- Culture change management:
- We often identify situations where the status quo is incredibly powerful and “shaking things up” will be frowned upon by executive teams who are more concerned with maintaining their current lifestyle and less concerned with the business’s future and/or their client’s outcomes. Adding an ETF can often be a bridge too far for static organizations.
- We believe transparency benefits the ETF structure, but sometimes advisors are concerned that too much transparency may conceal a weak value proposition, expose their intellectual property, or lead to poor investor behavior. There is merit to these arguments.
- Advisors often note that managed accounts are “sticky” and it is difficult for clients to leave once they have established an SMA. In contrast, an ETF, which is too simple/easy, may lead to clients leaving. On the one hand, this could be true; on the other hand, if an advisor has a weak value proposition, the client will eventually leave that advisor anyway. In addition, because the ETF structure rarely distributes capital gains, taxable investors will be reluctant to sell a low-basis ETF position. This tax-adverse reaction may increase client stickiness and improve client behavior (i.e., force clients to be long-term investors).
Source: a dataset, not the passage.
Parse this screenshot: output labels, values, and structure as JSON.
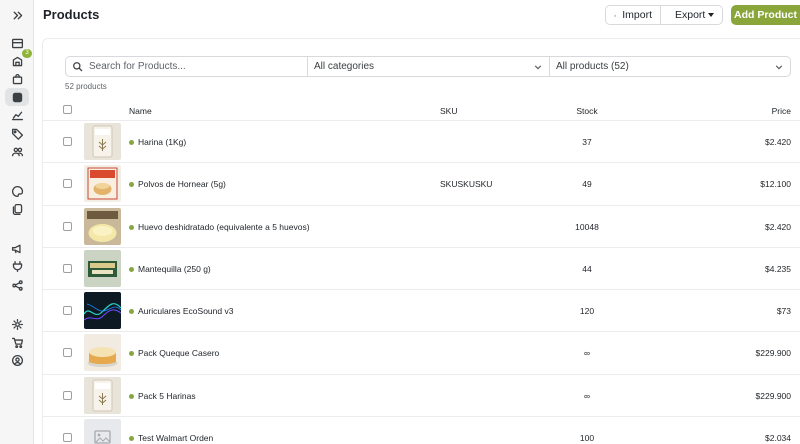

The ETF wrapper is not a panacea, but the tax efficiency, easy access, and transparency are powerful benefits to bring to a client. This can be a competitive advantage for an RIA firm facing competition from larger firms. We envision a future where accessing the ETF wrapper is cheaper and more user-friendly for financial professionals. We are on the frontier of building creative solutions to help investors improve their after-tax, after-fee investment outcomes. Please contact us if you’d like to learn more.
|↑2||Here is a link on how to launch an ETF.|
|↑3||Adjusted for inflation, which could be substantial in the current environment.|
|↑4||Financial advisors often claim that they do not have conflicts of interest, but if they didn’t have conflicts of interest, the SEC would not require a compliance manual! The reality is all fiduciary advisors have indirect and direct conflicts of interest that need to be managed, but the mission should never change: help clients win. I bring this up because advisors often mention that because they don’t get paid based on the investment products they choose, they don’t have any conflicts of interest. We could write an entire book on why this is fraught with poor logic. But one thing is clear, if an advisor sets up an ETF, there is a direct conflict of interest identified in the eyes of regulators — the fiduciary advisor may prefer to allocate to their ETF versus whatever they were allocating to previously. And while this might be true, what if the allocation is no different, but the outcome is greatly improved for the client? In some sense, one could argue that not delivering their advice via an ETF is worse for the client in many circumstances.|